It’s only a race in France

Kent Miller is an elementary-school teacher who bikes to work to save the environment and his wallet; he’s never spent $5,000 on any vehicle, including his used Volkswagen

As a Sacramento bicyclist for 40 years, I find it gratifying that more and more citizens are commuting to work on bicycles. No doubt the price of gasoline hovering above $3 a gallon is a contributing factor.

Regardless of the reason, an increasing number of people are contributing to cleaner air and decreased congestion and are embracing a healthier lifestyle. And Sacramento is the perfect venue for bicyclists.

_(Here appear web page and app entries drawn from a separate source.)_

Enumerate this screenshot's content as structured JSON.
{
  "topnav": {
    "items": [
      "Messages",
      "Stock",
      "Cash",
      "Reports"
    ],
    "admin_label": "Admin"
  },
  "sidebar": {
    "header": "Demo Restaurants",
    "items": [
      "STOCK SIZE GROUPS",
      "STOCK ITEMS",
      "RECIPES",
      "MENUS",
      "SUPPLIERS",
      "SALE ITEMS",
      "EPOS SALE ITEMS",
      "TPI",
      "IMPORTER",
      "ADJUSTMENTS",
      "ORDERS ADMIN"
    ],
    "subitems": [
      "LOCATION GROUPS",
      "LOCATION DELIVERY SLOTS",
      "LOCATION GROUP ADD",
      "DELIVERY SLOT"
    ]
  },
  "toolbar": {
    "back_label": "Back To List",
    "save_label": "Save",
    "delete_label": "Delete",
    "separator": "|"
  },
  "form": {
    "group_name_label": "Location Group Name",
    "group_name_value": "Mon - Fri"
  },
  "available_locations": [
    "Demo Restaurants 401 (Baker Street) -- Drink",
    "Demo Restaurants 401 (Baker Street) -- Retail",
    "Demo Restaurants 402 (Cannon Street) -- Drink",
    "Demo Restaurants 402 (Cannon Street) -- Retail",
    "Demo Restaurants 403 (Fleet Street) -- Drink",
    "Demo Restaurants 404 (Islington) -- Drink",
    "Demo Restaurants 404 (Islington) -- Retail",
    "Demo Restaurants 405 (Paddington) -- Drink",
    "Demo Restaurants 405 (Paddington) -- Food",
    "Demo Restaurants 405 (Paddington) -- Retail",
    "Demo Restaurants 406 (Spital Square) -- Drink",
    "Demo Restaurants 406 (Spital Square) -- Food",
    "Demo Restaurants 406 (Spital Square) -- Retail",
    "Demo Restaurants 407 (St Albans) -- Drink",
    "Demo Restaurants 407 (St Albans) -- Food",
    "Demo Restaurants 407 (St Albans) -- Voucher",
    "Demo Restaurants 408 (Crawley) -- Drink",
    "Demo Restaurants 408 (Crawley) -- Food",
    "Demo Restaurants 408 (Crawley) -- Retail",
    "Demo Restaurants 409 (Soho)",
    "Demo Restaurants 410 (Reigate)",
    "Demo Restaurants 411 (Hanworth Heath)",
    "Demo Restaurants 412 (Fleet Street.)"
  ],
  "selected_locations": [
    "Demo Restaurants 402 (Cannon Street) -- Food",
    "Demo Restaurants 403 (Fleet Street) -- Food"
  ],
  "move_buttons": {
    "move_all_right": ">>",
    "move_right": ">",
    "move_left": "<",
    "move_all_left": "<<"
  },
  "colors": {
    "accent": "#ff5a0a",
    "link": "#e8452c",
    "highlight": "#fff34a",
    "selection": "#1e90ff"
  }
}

Blessed with fair weather the majority of the year, flat terrain and a scenic bike path, our city would seem the ideal spot for bicycle commuting.

However, I also find we must contend with a new nemesis. I do not refer to the broken glass and gravel along the roads. Nor do I speak of the pickup trucks, SUVs or construction trucks that rumble past, taking up what seems to be 107 percent of the lane. No, I am referring to the Lance Armstrong wannabe.

If you have ever traveled the American River Bike Trail, you’ve encountered them: the guys with the $5,000 bikes and $2,000 wardrobes zooming along the bike trail. Apparently, these fellows have never spent a dollar learning proper bicycling etiquette.

They seem to revel in the act of whizzing past you on the bike trail, dangerously close, without any warning whatsoever. Obviously, it is beneath them to utter the phrase “On your left” to the hoi polloi.

Not only is this the height of incivility, but also it jeopardizes both them and you. At the very least, having a bicyclist silently slip past you is unnerving and distracting. In a worst-case scenario, a momentary swerve by you to avoid an obstacle in the road—such as a tree branch or dashing squirrel—can send both riders for a nasty and painful spill.

And so, I beseech all you Lance Armstrong wannabes to take a moment, slack off the pedaling of your 2.4-kilogram carbon-fiber bicycle for a second, and just give a courteous, clearly spoken “On your left” to the cyclist in front of you before you pass. One or two collisions might convince you of the prudence of this practice.